The Sun Flares Up

On November 5, 2013, the Sun brightened when an X-class solar flare—the largest so far this year—burst from a large, active sunspot. The flare followed a series of more than a two dozen flares that have occurred since October 21, though the November 5 flare originated in a different active region. The event was classified an X3.3 flare, falling into the category of most intense explosions.

This view of the flare comes from NASA’s Solar Dynamics Observatory (SDO), and it shows the Sun in extreme ultraviolet light (blending 193 and 131 angstrom observations). The long streak of light is likely due to solar protons saturating the imager. The unusual color is due to the blending of false colors that are assigned to each wavelength by solar physicists to distinguish the different bands. The image is from 5:12 p.m. Eastern Standard Time (22:12 UTC), the peak of the short flare.

A solar flare is a burst of light and radiation from the Sun’s magnetic atmosphere. The energy travels at the speed of light to reach Earth just eight minutes after the flare; at Earth, a part of the atmosphere called the ionosphere absorbs it. Normally, that’s the end of the story, but this flare was unusual. It had a very quick rise and a very quick decay, says Alex Young, associate director for science in the heliophysics division of NASA Goddard Space Flight Center. The burst of energy triggered electric currents in the ionosphere, which in turn generated a magnetic field. TThe quick burst of energy caused a surge of electric currents in the ionosphere. All electric currents generate magnetic fields, and the fast surge caused by the flare creates a magnetic field strong enough to be measured from the ground. This rare bump in the magnetic field from a solar flare is called a magnetic crochet.
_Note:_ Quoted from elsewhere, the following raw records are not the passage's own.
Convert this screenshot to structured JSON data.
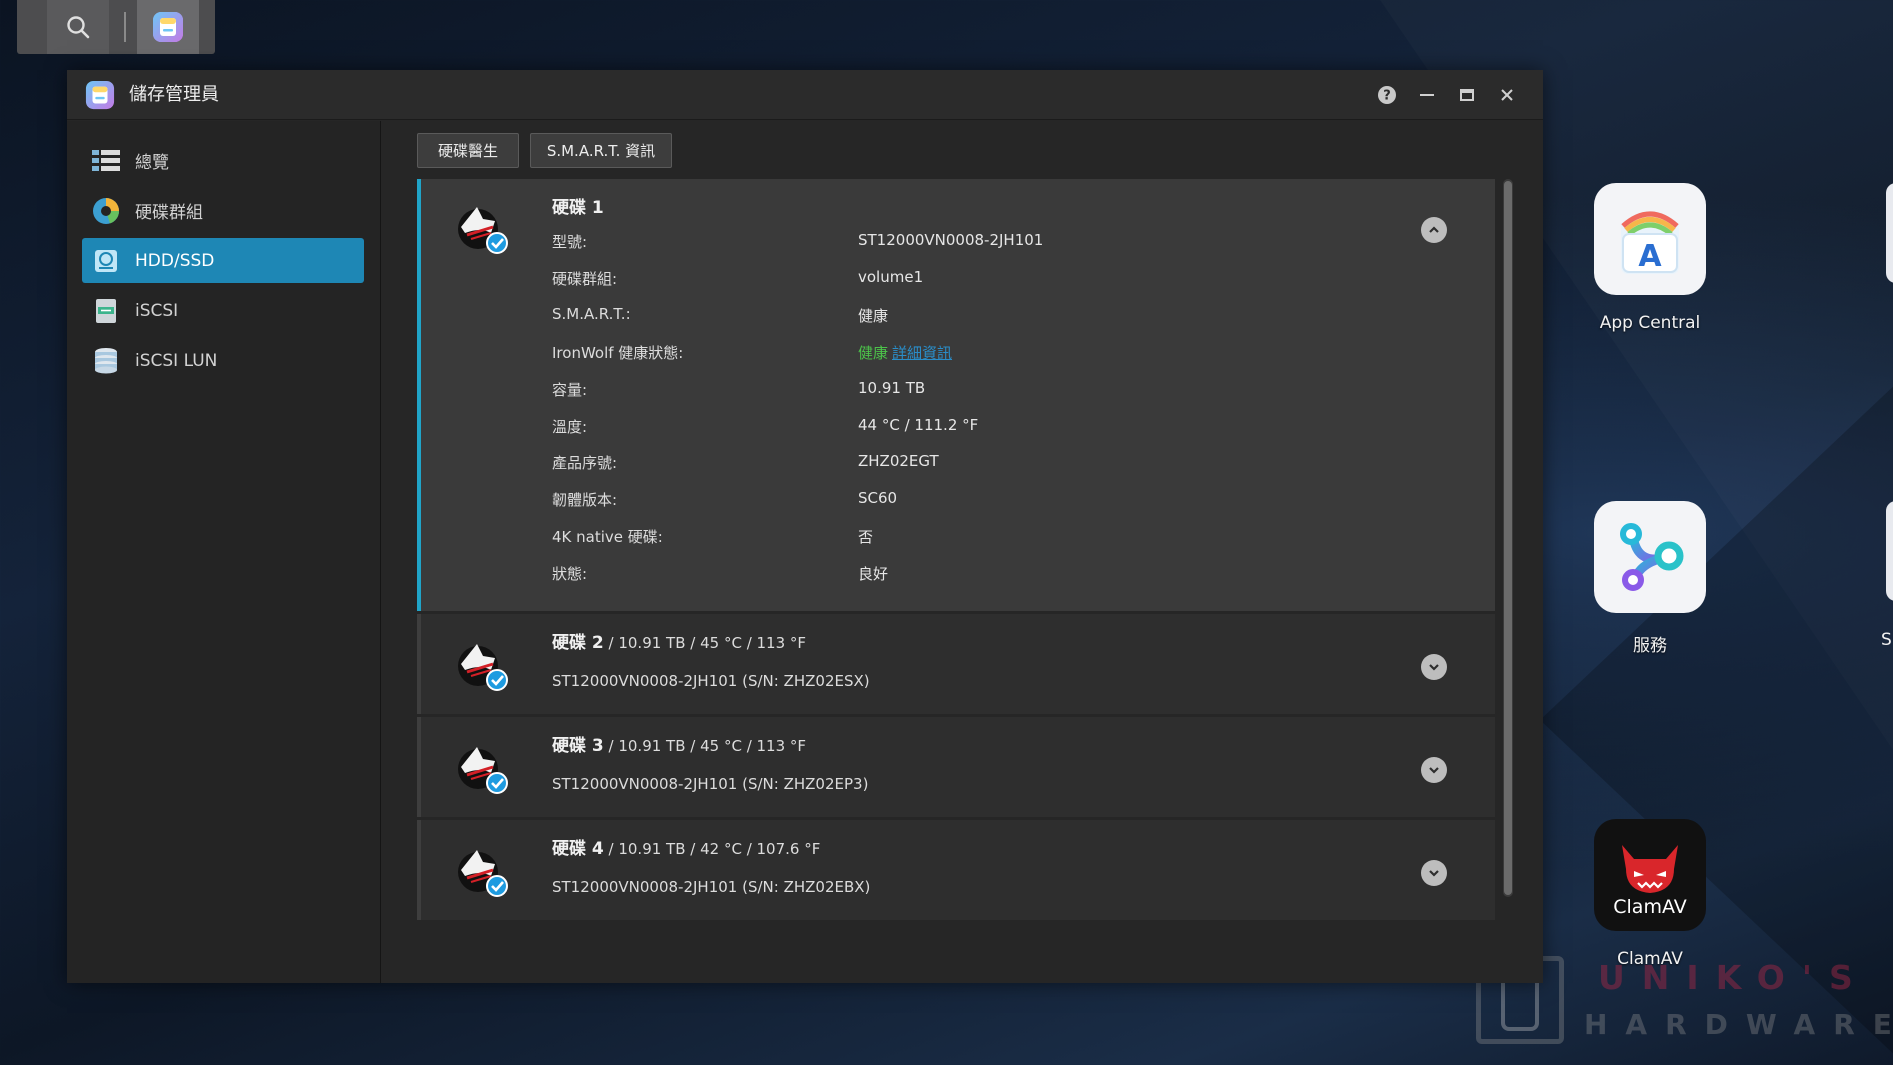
{
  "window": {
    "title": "儲存管理員",
    "controls": {
      "help": "?",
      "minimize": "–",
      "maximize": "▭",
      "close": "✕"
    }
  },
  "sidebar": {
    "items": [
      {
        "label": "總覽",
        "icon": "overview-icon",
        "active": false
      },
      {
        "label": "硬碟群組",
        "icon": "disk-group-icon",
        "active": false
      },
      {
        "label": "HDD/SSD",
        "icon": "hdd-ssd-icon",
        "active": true
      },
      {
        "label": "iSCSI",
        "icon": "iscsi-icon",
        "active": false
      },
      {
        "label": "iSCSI LUN",
        "icon": "iscsi-lun-icon",
        "active": false
      }
    ]
  },
  "toolbar": {
    "disk_doctor_label": "硬碟醫生",
    "smart_info_label": "S.M.A.R.T. 資訊"
  },
  "disks": {
    "disk1": {
      "title": "硬碟 1",
      "details": [
        {
          "key": "型號:",
          "value": "ST12000VN0008-2JH101"
        },
        {
          "key": "硬碟群組:",
          "value": "volume1"
        },
        {
          "key": "S.M.A.R.T.:",
          "value": "健康"
        },
        {
          "key": "IronWolf 健康狀態:",
          "value": "健康",
          "link": "詳細資訊"
        },
        {
          "key": "容量:",
          "value": "10.91 TB"
        },
        {
          "key": "溫度:",
          "value": "44 °C / 111.2 °F"
        },
        {
          "key": "產品序號:",
          "value": "ZHZ02EGT"
        },
        {
          "key": "韌體版本:",
          "value": "SC60"
        },
        {
          "key": "4K native 硬碟:",
          "value": "否"
        },
        {
          "key": "狀態:",
          "value": "良好"
        }
      ]
    },
    "disk2": {
      "title": "硬碟 2",
      "summary": " / 10.91 TB / 45 °C / 113 °F",
      "model": "ST12000VN0008-2JH101 (S/N: ZHZ02ESX)"
    },
    "disk3": {
      "title": "硬碟 3",
      "summary": " / 10.91 TB / 45 °C / 113 °F",
      "model": "ST12000VN0008-2JH101 (S/N: ZHZ02EP3)"
    },
    "disk4": {
      "title": "硬碟 4",
      "summary": " / 10.91 TB / 42 °C / 107.6 °F",
      "model": "ST12000VN0008-2JH101 (S/N: ZHZ02EBX)"
    }
  },
  "desktop": {
    "apps": [
      {
        "label": "App Central"
      },
      {
        "label": "服務"
      },
      {
        "label": "ClamAV",
        "tile_text": "ClamAV"
      }
    ],
    "edge_label": "S"
  },
  "watermark": {
    "line1": "UNIKO'S",
    "line2": "HARDWARE"
  },
  "colors": {
    "accent": "#1e87b5",
    "expanded_border": "#20a4c8",
    "healthy_green": "#4cc24a",
    "link_blue": "#2a8dc8"
  }
}
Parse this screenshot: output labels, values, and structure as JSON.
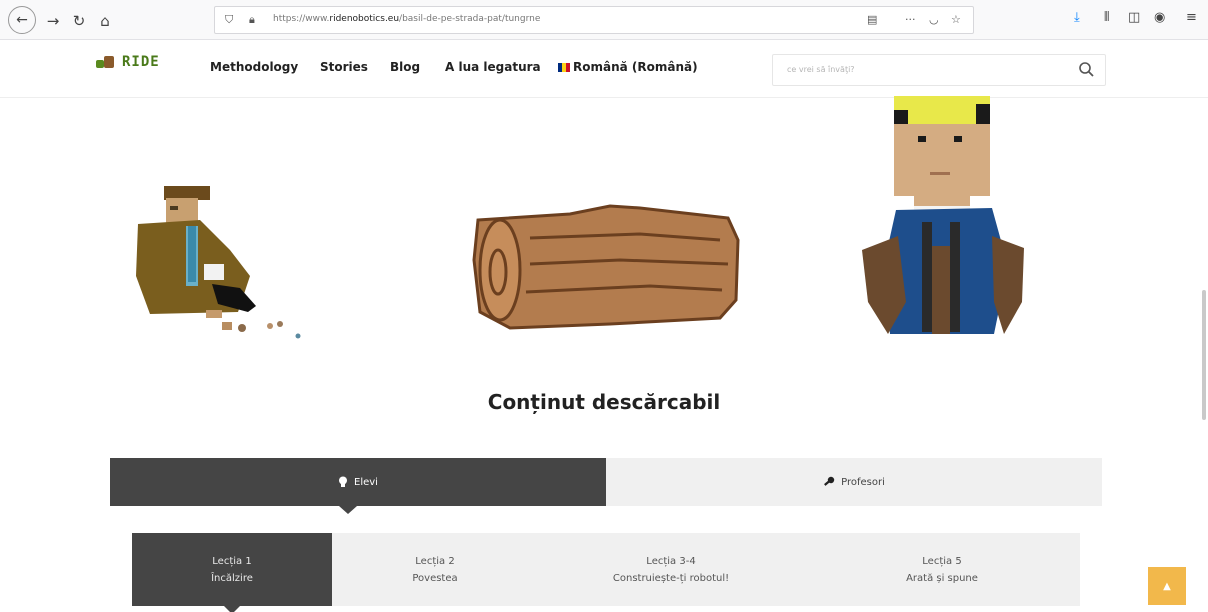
{
  "browser": {
    "url_prefix": "https://www.",
    "url_host": "ridenobotics.eu",
    "url_path": "/basil-de-pe-strada-pat/tungrne"
  },
  "nav": {
    "logo_text": "RIDE",
    "items": [
      "Methodology",
      "Stories",
      "Blog",
      "A lua legatura"
    ],
    "language": "Română (Română)",
    "search_placeholder": "ce vrei să învăţi?"
  },
  "content": {
    "heading": "Conținut descărcabil"
  },
  "tabs": [
    {
      "label": "Elevi",
      "icon": "lightbulb-icon",
      "active": true
    },
    {
      "label": "Profesori",
      "icon": "key-icon",
      "active": false
    }
  ],
  "lessons": [
    {
      "number": "Lecția 1",
      "title": "Încălzire",
      "active": true
    },
    {
      "number": "Lecția 2",
      "title": "Povestea",
      "active": false
    },
    {
      "number": "Lecția 3-4",
      "title": "Construiește-ți robotul!",
      "active": false
    },
    {
      "number": "Lecția 5",
      "title": "Arată și spune",
      "active": false
    }
  ],
  "colors": {
    "tab_active": "#454545",
    "tab_inactive": "#f0f0f0",
    "scroll_top": "#f2b84b",
    "logo_green": "#4a7a1a"
  }
}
Since solar flares heat and distort the ionosphere, they can interfere with radio communication. The NOAA Space Weather Prediction Center warned of a potential blackout of shortwave radio communication for about an hour after the November 5 flare. This type of communication is often used for long-range aviation, amateur radio, and emergency communication. Beyond radio interference, the flare did not affect Earth.

The eruption that produced this flare also sent out a coronal mass ejection (CME), which is a mass of charged particles and magnetic field energy that bursts from the Sun like a volcanic eruption. Material from a coronal mass ejection takes two to three days to reach Earth, but in this case, the coronal mass ejection is going to miss Earth. Coronal mass ejections interact with Earth’s magnetic field to generate auroras and magnetic storms.

The recent burst of solar activity is part of a natural 11-year cycle that may be nearing its peak, says Young. It comes after an extended quiet period, with the last significant flares in May. While the November 5 flare isn’t significant on its own, each flare is valuable to scientists trying to understand the Sun. “Every flare is different,” says Young. “They are complicated because so much is going on. Because of that, each flare gives us more insight into what is happening. The more flares we see, the more we can sample the different variations.”

NASA image by Scott Wiessinger, Solar Dynamics Observatory at NASA Goddard Space Flight Center. Caption by Holli Riebeek.

References & Resources